The response should consist of every record, reproduced exactly.

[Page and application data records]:

- - - - - - -

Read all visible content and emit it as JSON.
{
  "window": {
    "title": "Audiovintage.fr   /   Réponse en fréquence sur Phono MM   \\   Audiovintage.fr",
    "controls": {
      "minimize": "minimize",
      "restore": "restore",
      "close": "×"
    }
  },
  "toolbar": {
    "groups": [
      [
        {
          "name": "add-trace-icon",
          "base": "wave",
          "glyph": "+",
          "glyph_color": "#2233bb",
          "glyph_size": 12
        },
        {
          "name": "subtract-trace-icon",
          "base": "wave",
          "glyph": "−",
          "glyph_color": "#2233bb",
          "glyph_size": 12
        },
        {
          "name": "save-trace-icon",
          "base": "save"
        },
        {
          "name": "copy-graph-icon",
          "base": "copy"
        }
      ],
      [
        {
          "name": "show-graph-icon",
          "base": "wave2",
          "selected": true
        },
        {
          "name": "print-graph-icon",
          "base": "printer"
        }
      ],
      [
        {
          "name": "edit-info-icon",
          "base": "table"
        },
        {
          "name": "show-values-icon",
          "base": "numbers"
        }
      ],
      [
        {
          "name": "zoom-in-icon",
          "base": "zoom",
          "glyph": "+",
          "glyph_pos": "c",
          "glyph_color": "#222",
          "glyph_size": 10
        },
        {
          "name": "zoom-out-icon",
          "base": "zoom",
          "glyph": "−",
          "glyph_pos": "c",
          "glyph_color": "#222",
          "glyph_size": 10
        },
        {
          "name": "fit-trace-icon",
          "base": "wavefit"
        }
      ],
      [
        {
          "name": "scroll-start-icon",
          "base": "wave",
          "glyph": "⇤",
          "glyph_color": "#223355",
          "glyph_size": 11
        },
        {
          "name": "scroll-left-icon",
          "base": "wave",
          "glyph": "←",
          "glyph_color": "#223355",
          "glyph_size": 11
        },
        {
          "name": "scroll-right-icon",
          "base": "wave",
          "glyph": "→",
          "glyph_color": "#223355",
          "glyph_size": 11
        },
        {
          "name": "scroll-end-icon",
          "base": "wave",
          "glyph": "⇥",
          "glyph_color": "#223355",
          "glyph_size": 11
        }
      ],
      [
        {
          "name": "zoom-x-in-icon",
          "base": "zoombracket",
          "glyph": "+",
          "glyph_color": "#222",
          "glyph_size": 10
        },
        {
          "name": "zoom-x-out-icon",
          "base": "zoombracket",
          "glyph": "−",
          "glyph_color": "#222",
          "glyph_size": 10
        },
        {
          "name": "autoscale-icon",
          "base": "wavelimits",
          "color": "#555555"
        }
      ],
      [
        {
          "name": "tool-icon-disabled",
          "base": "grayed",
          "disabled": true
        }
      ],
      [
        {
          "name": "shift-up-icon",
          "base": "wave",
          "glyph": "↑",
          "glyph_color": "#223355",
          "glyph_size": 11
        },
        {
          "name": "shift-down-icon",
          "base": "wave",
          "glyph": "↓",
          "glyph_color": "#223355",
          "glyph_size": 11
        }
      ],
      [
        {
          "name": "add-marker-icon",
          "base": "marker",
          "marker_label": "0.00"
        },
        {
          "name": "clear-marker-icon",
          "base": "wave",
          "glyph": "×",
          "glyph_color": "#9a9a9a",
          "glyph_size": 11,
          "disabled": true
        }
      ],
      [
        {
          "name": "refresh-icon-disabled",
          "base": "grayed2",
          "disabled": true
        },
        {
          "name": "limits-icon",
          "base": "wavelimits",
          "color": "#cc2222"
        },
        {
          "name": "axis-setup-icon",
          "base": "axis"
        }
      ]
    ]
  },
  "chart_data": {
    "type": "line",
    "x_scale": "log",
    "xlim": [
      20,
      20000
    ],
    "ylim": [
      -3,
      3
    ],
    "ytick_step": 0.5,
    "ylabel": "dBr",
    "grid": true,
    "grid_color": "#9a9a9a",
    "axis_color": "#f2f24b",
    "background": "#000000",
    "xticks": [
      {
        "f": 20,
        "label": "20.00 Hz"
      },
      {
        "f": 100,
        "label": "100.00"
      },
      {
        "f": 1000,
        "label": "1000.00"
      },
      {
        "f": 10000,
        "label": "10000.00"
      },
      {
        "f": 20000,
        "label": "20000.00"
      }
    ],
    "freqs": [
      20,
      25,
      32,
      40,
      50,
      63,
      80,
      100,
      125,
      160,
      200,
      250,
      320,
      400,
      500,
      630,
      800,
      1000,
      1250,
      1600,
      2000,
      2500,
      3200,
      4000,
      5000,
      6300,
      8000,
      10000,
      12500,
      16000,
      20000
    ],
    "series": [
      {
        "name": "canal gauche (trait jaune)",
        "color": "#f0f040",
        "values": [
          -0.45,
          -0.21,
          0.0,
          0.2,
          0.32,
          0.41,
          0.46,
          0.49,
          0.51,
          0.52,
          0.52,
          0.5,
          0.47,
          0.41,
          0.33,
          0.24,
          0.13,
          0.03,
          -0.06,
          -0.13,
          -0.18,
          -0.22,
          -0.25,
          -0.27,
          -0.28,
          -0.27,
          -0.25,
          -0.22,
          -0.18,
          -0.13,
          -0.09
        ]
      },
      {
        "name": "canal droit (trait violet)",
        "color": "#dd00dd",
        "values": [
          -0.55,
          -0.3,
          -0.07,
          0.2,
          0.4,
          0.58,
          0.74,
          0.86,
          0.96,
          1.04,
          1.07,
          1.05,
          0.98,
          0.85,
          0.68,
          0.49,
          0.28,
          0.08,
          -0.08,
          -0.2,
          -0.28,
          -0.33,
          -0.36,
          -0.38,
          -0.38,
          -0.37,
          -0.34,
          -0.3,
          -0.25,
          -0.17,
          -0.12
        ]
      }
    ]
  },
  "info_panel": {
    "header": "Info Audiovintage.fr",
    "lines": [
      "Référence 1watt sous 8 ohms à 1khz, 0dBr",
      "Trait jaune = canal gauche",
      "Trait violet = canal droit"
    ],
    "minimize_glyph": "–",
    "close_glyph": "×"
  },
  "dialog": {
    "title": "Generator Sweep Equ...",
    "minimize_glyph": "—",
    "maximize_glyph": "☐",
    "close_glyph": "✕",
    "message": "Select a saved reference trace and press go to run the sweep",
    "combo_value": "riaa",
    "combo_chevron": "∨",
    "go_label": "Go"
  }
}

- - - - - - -

[Your response]:
Read all visible content and emit it as JSON.
{
  "window": {
    "title": "Audiovintage.fr   /   Réponse en fréquence sur Phono MM   \\   Audiovintage.fr",
    "controls": {
      "minimize": "minimize",
      "restore": "restore",
      "close": "×"
    }
  },
  "toolbar": {
    "groups": [
      [
        {
          "name": "add-trace-icon",
          "base": "wave",
          "glyph": "+",
          "glyph_color": "#2233bb",
          "glyph_size": 12
        },
        {
          "name": "subtract-trace-icon",
          "base": "wave",
          "glyph": "−",
          "glyph_color": "#2233bb",
          "glyph_size": 12
        },
        {
          "name": "save-trace-icon",
          "base": "save"
        },
        {
          "name": "copy-graph-icon",
          "base": "copy"
        }
      ],
      [
        {
          "name": "show-graph-icon",
          "base": "wave2",
          "selected": true
        },
        {
          "name": "print-graph-icon",
          "base": "printer"
        }
      ],
      [
        {
          "name": "edit-info-icon",
          "base": "table"
        },
        {
          "name": "show-values-icon",
          "base": "numbers"
        }
      ],
      [
        {
          "name": "zoom-in-icon",
          "base": "zoom",
          "glyph": "+",
          "glyph_pos": "c",
          "glyph_color": "#222",
          "glyph_size": 10
        },
        {
          "name": "zoom-out-icon",
          "base": "zoom",
          "glyph": "−",
          "glyph_pos": "c",
          "glyph_color": "#222",
          "glyph_size": 10
        },
        {
          "name": "fit-trace-icon",
          "base": "wavefit"
        }
      ],
      [
        {
          "name": "scroll-start-icon",
          "base": "wave",
          "glyph": "⇤",
          "glyph_color": "#223355",
          "glyph_size": 11
        },
        {
          "name": "scroll-left-icon",
          "base": "wave",
          "glyph": "←",
          "glyph_color": "#223355",
          "glyph_size": 11
        },
        {
          "name": "scroll-right-icon",
          "base": "wave",
          "glyph": "→",
          "glyph_color": "#223355",
          "glyph_size": 11
        },
        {
          "name": "scroll-end-icon",
          "base": "wave",
          "glyph": "⇥",
          "glyph_color": "#223355",
          "glyph_size": 11
        }
      ],
      [
        {
          "name": "zoom-x-in-icon",
          "base": "zoombracket",
          "glyph": "+",
          "glyph_color": "#222",
          "glyph_size": 10
        },
        {
          "name": "zoom-x-out-icon",
          "base": "zoombracket",
          "glyph": "−",
          "glyph_color": "#222",
          "glyph_size": 10
        },
        {
          "name": "autoscale-icon",
          "base": "wavelimits",
          "color": "#555555"
        }
      ],
      [
        {
          "name": "tool-icon-disabled",
          "base": "grayed",
          "disabled": true
        }
      ],
      [
        {
          "name": "shift-up-icon",
          "base": "wave",
          "glyph": "↑",
          "glyph_color": "#223355",
          "glyph_size": 11
        },
        {
          "name": "shift-down-icon",
          "base": "wave",
          "glyph": "↓",
          "glyph_color": "#223355",
          "glyph_size": 11
        }
      ],
      [
        {
          "name": "add-marker-icon",
          "base": "marker",
          "marker_label": "0.00"
        },
        {
          "name": "clear-marker-icon",
          "base": "wave",
          "glyph": "×",
          "glyph_color": "#9a9a9a",
          "glyph_size": 11,
          "disabled": true
        }
      ],
      [
        {
          "name": "refresh-icon-disabled",
          "base": "grayed2",
          "disabled": true
        },
        {
          "name": "limits-icon",
          "base": "wavelimits",
          "color": "#cc2222"
        },
        {
          "name": "axis-setup-icon",
          "base": "axis"
        }
      ]
    ]
  },
  "chart_data": {
    "type": "line",
    "x_scale": "log",
    "xlim": [
      20,
      20000
    ],
    "ylim": [
      -3,
      3
    ],
    "ytick_step": 0.5,
    "ylabel": "dBr",
    "grid": true,
    "grid_color": "#9a9a9a",
    "axis_color": "#f2f24b",
    "background": "#000000",
    "xticks": [
      {
        "f": 20,
        "label": "20.00 Hz"
      },
      {
        "f": 100,
        "label": "100.00"
      },
      {
        "f": 1000,
        "label": "1000.00"
      },
      {
        "f": 10000,
        "label": "10000.00"
      },
      {
        "f": 20000,
        "label": "20000.00"
      }
    ],
    "freqs": [
      20,
      25,
      32,
      40,
      50,
      63,
      80,
      100,
      125,
      160,
      200,
      250,
      320,
      400,
      500,
      630,
      800,
      1000,
      1250,
      1600,
      2000,
      2500,
      3200,
      4000,
      5000,
      6300,
      8000,
      10000,
      12500,
      16000,
      20000
    ],
    "series": [
      {
        "name": "canal gauche (trait jaune)",
        "color": "#f0f040",
        "values": [
          -0.45,
          -0.21,
          0.0,
          0.2,
          0.32,
          0.41,
          0.46,
          0.49,
          0.51,
          0.52,
          0.52,
          0.5,
          0.47,
          0.41,
          0.33,
          0.24,
          0.13,
          0.03,
          -0.06,
          -0.13,
          -0.18,
          -0.22,
          -0.25,
          -0.27,
          -0.28,
          -0.27,
          -0.25,
          -0.22,
          -0.18,
          -0.13,
          -0.09
        ]
      },
      {
        "name": "canal droit (trait violet)",
        "color": "#dd00dd",
        "values": [
          -0.55,
          -0.3,
          -0.07,
          0.2,
          0.4,
          0.58,
          0.74,
          0.86,
          0.96,
          1.04,
          1.07,
          1.05,
          0.98,
          0.85,
          0.68,
          0.49,
          0.28,
          0.08,
          -0.08,
          -0.2,
          -0.28,
          -0.33,
          -0.36,
          -0.38,
          -0.38,
          -0.37,
          -0.34,
          -0.3,
          -0.25,
          -0.17,
          -0.12
        ]
      }
    ]
  },
  "info_panel": {
    "header": "Info Audiovintage.fr",
    "lines": [
      "Référence 1watt sous 8 ohms à 1khz, 0dBr",
      "Trait jaune = canal gauche",
      "Trait violet = canal droit"
    ],
    "minimize_glyph": "–",
    "close_glyph": "×"
  },
  "dialog": {
    "title": "Generator Sweep Equ...",
    "minimize_glyph": "—",
    "maximize_glyph": "☐",
    "close_glyph": "✕",
    "message": "Select a saved reference trace and press go to run the sweep",
    "combo_value": "riaa",
    "combo_chevron": "∨",
    "go_label": "Go"
  }
}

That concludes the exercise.